From the data, copy out every line in which the word "title" appears.

Items from a data source:
★ ★ ★ ★ ★
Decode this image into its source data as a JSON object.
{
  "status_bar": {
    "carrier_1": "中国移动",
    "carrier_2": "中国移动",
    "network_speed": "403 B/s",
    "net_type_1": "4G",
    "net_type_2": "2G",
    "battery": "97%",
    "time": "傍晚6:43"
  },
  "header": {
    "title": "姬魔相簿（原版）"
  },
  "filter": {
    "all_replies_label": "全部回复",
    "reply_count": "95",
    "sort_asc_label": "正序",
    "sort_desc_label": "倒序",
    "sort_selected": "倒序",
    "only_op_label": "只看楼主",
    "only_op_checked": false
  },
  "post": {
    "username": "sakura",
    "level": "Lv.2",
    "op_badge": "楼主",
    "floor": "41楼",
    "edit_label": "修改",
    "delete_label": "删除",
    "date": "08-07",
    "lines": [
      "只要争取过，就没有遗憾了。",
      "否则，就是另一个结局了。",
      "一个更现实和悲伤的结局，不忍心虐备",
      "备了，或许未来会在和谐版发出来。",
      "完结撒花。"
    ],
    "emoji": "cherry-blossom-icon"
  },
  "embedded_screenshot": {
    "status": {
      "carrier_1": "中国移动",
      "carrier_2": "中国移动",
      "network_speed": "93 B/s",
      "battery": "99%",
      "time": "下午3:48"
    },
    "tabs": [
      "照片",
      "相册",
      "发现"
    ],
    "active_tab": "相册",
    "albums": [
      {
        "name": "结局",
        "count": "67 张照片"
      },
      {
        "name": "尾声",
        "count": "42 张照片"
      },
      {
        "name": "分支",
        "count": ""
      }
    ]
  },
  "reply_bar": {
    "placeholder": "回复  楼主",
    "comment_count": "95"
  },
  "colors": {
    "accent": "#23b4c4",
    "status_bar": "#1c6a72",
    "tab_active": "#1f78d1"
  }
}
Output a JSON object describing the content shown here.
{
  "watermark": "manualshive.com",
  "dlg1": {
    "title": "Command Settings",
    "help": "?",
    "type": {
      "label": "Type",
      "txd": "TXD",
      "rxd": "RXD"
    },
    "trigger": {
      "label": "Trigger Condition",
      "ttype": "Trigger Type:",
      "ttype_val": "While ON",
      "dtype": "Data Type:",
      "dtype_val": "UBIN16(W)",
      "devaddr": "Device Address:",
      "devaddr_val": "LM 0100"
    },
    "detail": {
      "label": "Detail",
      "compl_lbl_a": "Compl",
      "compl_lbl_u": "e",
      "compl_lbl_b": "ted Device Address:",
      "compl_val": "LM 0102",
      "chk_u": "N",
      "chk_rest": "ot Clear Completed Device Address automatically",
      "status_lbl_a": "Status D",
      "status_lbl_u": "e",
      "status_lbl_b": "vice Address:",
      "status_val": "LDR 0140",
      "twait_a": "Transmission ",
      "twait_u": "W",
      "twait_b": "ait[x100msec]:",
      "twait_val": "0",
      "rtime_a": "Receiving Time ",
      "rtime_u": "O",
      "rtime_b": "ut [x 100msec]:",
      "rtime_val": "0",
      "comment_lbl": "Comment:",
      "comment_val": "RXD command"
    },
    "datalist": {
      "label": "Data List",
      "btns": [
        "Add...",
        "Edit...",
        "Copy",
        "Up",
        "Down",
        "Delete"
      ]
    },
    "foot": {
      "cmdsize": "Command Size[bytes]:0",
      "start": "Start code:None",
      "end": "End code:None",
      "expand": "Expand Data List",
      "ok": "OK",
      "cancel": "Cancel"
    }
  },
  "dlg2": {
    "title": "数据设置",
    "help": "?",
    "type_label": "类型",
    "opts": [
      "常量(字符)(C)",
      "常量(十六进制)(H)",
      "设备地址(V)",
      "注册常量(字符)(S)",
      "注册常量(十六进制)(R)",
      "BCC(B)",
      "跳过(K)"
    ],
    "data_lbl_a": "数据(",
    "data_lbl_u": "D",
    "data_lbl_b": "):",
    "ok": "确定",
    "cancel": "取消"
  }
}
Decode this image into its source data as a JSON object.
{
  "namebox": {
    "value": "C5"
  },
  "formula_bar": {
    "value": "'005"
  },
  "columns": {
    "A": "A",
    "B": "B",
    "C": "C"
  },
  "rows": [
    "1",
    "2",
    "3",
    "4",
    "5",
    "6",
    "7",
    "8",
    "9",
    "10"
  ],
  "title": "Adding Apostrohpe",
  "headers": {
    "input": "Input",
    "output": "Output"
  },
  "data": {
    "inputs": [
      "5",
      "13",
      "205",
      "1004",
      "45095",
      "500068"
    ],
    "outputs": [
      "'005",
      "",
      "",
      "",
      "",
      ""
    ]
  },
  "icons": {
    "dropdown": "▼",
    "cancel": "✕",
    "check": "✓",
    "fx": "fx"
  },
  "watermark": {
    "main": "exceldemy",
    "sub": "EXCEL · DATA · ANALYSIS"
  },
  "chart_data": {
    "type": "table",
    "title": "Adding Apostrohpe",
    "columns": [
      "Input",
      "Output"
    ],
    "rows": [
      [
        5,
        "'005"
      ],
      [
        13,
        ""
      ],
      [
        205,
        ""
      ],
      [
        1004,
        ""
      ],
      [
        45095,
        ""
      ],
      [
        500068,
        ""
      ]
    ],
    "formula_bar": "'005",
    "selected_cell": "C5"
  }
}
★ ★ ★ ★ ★
▶ **Solution to this problem**:
    "title": "姬魔相簿（原版）"
    "title": "Command Settings",
    "title": "数据设置",
  "title": "Adding Apostrohpe",
    "title": "Adding Apostrohpe",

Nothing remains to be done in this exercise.